What needs to be done
Output the listing exactly, leaving out no line.

Working data
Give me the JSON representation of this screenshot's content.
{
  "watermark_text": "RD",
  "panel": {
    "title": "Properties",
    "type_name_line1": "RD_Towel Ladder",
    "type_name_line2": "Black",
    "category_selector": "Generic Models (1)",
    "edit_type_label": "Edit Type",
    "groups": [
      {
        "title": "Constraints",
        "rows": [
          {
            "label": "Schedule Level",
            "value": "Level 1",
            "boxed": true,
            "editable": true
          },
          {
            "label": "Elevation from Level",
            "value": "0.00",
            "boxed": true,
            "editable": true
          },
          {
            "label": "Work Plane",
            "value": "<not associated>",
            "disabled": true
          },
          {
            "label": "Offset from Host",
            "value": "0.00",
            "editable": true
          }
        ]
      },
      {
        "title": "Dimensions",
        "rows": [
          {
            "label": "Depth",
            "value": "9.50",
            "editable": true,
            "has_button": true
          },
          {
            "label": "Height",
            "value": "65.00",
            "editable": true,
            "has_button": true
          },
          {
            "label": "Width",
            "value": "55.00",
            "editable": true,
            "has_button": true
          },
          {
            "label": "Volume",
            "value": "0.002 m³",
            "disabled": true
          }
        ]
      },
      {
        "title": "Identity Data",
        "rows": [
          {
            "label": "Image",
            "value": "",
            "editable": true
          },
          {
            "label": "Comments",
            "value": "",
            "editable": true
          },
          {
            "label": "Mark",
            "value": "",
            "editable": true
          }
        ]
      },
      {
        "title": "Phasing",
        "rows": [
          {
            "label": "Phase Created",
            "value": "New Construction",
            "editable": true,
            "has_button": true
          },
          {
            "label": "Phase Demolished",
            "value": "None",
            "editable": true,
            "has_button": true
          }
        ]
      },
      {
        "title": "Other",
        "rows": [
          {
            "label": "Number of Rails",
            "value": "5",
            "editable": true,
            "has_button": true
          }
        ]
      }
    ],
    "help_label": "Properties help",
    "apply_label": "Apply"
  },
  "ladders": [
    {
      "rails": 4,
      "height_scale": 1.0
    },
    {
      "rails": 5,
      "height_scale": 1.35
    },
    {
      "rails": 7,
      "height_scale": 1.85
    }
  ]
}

Written solution
Give me the JSON representation of this screenshot's content.
{
  "watermark_text": "RD",
  "panel": {
    "title": "Properties",
    "type_name_line1": "RD_Towel Ladder",
    "type_name_line2": "Black",
    "category_selector": "Generic Models (1)",
    "edit_type_label": "Edit Type",
    "groups": [
      {
        "title": "Constraints",
        "rows": [
          {
            "label": "Schedule Level",
            "value": "Level 1",
            "boxed": true,
            "editable": true
          },
          {
            "label": "Elevation from Level",
            "value": "0.00",
            "boxed": true,
            "editable": true
          },
          {
            "label": "Work Plane",
            "value": "<not associated>",
            "disabled": true
          },
          {
            "label": "Offset from Host",
            "value": "0.00",
            "editable": true
          }
        ]
      },
      {
        "title": "Dimensions",
        "rows": [
          {
            "label": "Depth",
            "value": "9.50",
            "editable": true,
            "has_button": true
          },
          {
            "label": "Height",
            "value": "65.00",
            "editable": true,
            "has_button": true
          },
          {
            "label": "Width",
            "value": "55.00",
            "editable": true,
            "has_button": true
          },
          {
            "label": "Volume",
            "value": "0.002 m³",
            "disabled": true
          }
        ]
      },
      {
        "title": "Identity Data",
        "rows": [
          {
            "label": "Image",
            "value": "",
            "editable": true
          },
          {
            "label": "Comments",
            "value": "",
            "editable": true
          },
          {
            "label": "Mark",
            "value": "",
            "editable": true
          }
        ]
      },
      {
        "title": "Phasing",
        "rows": [
          {
            "label": "Phase Created",
            "value": "New Construction",
            "editable": true,
            "has_button": true
          },
          {
            "label": "Phase Demolished",
            "value": "None",
            "editable": true,
            "has_button": true
          }
        ]
      },
      {
        "title": "Other",
        "rows": [
          {
            "label": "Number of Rails",
            "value": "5",
            "editable": true,
            "has_button": true
          }
        ]
      }
    ],
    "help_label": "Properties help",
    "apply_label": "Apply"
  },
  "ladders": [
    {
      "rails": 4,
      "height_scale": 1.0
    },
    {
      "rails": 5,
      "height_scale": 1.35
    },
    {
      "rails": 7,
      "height_scale": 1.85
    }
  ]
}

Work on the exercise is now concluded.